One topic that is of perennial interest and importance is the need to have a valid health care power of attorney so that someone you trust always has the authority to make medical decisions for you in the event that you cannot. Health care powers of attorney are a vital piece of your estate planning tool kit, yet statistics show that far too many people are still putting off executing this simple document that can save so much pain and uncertainty for your loved ones.
Second, since last October, we’ve been kept particularly busy by changes in the laws that govern powers of attorney in Michigan. One of the main changes is a new requirement that your durable power of attorney have a signed acceptance page. In effect, the person you nominate to act on your behalf, if you become unable to do so, now has to sign an agreement stating that they will act in your best interest. Powers of attorney that were executed prior to October 2012 are still effective, but because banks and financial institutions are not required to accept them, we have recommended to our clients that they consider an update.
We are eager to participate in Senior Living Week 2013 and we hope to see you there.

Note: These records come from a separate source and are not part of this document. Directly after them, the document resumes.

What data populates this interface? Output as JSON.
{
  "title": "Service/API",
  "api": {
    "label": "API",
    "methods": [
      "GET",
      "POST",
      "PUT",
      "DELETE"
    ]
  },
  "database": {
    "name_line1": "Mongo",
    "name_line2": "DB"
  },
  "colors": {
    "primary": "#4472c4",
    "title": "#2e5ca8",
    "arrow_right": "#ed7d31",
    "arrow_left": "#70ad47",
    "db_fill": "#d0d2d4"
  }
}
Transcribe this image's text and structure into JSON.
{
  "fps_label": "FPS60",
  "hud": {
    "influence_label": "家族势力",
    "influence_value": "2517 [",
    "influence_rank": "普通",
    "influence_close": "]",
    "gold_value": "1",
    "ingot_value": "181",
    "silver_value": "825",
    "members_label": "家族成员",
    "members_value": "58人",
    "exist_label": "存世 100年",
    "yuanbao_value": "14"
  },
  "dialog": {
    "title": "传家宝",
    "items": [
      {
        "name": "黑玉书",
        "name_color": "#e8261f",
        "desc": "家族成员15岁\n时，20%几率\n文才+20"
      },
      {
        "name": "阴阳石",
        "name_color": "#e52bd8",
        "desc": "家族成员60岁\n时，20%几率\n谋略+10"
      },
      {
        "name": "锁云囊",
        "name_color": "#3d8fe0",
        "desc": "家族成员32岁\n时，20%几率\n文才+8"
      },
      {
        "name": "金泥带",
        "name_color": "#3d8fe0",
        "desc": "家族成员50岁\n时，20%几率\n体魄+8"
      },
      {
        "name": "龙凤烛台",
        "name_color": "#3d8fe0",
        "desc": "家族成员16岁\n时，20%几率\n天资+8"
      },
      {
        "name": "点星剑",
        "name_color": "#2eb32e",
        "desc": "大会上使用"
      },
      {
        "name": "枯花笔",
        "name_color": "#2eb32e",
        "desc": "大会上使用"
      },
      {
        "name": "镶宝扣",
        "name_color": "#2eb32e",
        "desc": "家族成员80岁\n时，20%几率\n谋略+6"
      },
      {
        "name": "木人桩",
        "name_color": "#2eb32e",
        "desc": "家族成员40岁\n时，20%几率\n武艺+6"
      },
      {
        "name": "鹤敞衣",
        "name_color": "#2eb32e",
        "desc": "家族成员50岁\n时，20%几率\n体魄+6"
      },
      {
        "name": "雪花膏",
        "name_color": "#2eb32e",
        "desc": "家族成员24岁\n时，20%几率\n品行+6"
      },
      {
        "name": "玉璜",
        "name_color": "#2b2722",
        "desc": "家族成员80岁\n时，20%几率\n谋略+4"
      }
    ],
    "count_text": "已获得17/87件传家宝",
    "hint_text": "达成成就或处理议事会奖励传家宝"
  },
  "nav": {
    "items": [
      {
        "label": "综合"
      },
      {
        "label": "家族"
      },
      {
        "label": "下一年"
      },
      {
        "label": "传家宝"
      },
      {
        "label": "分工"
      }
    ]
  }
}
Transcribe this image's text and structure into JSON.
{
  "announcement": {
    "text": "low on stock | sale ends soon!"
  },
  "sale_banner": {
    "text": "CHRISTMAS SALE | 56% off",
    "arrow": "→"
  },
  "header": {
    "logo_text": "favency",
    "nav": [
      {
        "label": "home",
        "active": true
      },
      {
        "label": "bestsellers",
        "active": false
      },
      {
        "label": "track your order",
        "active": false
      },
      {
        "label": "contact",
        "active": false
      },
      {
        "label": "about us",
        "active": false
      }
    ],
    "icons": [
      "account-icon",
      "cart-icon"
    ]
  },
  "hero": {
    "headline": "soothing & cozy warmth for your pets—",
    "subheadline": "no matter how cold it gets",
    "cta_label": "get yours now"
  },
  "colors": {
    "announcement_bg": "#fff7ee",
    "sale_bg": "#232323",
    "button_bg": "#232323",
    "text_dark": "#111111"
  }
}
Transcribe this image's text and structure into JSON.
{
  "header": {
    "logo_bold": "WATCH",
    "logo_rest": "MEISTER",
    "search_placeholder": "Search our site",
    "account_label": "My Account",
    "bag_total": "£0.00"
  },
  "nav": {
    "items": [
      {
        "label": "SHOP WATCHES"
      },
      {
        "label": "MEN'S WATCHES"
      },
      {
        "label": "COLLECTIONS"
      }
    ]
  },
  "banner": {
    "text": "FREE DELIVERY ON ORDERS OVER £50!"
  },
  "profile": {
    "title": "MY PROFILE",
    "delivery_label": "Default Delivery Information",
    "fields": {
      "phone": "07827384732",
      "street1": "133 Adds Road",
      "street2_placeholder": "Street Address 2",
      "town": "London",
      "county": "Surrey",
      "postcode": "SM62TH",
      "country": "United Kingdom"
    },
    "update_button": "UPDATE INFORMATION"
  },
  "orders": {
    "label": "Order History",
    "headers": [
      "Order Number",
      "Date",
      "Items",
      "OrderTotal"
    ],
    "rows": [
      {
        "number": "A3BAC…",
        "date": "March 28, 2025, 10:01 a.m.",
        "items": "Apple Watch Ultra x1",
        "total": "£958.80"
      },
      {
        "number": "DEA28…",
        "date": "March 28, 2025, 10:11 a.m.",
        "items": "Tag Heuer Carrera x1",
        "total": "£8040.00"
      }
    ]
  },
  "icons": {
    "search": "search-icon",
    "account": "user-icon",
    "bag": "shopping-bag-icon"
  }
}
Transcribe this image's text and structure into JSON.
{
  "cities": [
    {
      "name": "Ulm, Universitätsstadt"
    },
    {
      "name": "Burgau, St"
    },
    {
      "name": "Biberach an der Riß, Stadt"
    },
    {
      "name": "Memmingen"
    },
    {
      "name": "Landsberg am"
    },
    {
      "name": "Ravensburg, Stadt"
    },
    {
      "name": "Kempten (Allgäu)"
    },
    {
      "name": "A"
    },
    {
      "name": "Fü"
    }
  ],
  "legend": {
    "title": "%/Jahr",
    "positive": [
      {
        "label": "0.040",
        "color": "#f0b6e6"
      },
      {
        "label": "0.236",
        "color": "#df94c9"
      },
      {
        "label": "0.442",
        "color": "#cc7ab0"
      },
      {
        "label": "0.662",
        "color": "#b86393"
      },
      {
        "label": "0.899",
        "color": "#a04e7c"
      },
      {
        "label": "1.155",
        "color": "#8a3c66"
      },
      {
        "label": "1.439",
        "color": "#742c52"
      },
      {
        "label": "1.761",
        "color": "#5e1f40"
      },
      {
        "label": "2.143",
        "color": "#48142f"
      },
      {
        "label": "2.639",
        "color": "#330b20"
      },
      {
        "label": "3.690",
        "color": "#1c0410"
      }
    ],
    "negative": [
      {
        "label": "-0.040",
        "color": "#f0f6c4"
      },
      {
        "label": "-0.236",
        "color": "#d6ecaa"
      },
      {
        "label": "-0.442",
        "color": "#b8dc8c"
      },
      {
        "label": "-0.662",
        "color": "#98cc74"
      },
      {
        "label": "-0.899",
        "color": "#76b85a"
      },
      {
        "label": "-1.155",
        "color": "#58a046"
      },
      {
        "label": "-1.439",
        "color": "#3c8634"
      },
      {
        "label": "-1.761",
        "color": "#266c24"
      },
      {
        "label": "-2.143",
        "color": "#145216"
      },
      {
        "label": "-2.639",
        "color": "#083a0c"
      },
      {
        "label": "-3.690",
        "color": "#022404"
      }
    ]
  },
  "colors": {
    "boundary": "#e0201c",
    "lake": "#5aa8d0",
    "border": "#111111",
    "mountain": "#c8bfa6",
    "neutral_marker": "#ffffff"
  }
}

Dementia Capable Care is a memory care program that enables those living with Alzheimer’s/Dementia to thrive.
Alzheimer’s Prevalence Statistics
- Alzheimer’s affects 5.4 million people
- By 2050 it is expected to grow to 15 million
- People live with Alzheimer’s for 8 to 20 years
- By age 65, 1 out of 8 people are affected by Alzheimer’s
- By age 85, 1 out of 2 people are affected by Alzheimer’s
At Glacier Hills, we believe those with Alzheimer’s/Dementia can continue to lead a life of quality and one filled with purpose and joy. This is accomplished by engaging these individuals’ in meaningful activity by determining their best ability to function and matching the activities complexity with the individual’s cognitive ability. The environment, the challenge of the activity, and the approach of our care team are all tailored to the individual resident’s stage of dementia to allow our residents to flourish.
Creating home, a place of purpose, safety, and belonging is accomplished through our focus on successful participation in meaningful life activities and through building loving, supportive relationships between our residents and our care team.
Our unique assessment process, along with our skills in knowing how to incorporate each resident’s identified stage of dementia and their own unique individuality into day-to-day life, creates an environment of wellness to fulfill our resident’s potential at every stage of their journey.
Glacier Hills is a proud sponsor of the UMHS Housing Bureau for Seniors annual event, Senior Living Week. Stop by and visit our table at the Senior Living Week Expo at the Morris Lawrence Building on Washtenaw Community College’s campus on Friday, May 10th from 8:30am – 3:00pm. If you can’t make it to the Expo, we will be hosting a workshop and an open house at our facility (1200 Earhart Road, Ann Arbor) on Friday, May 17th at 10:30am. Refreshments will be available after the workshop.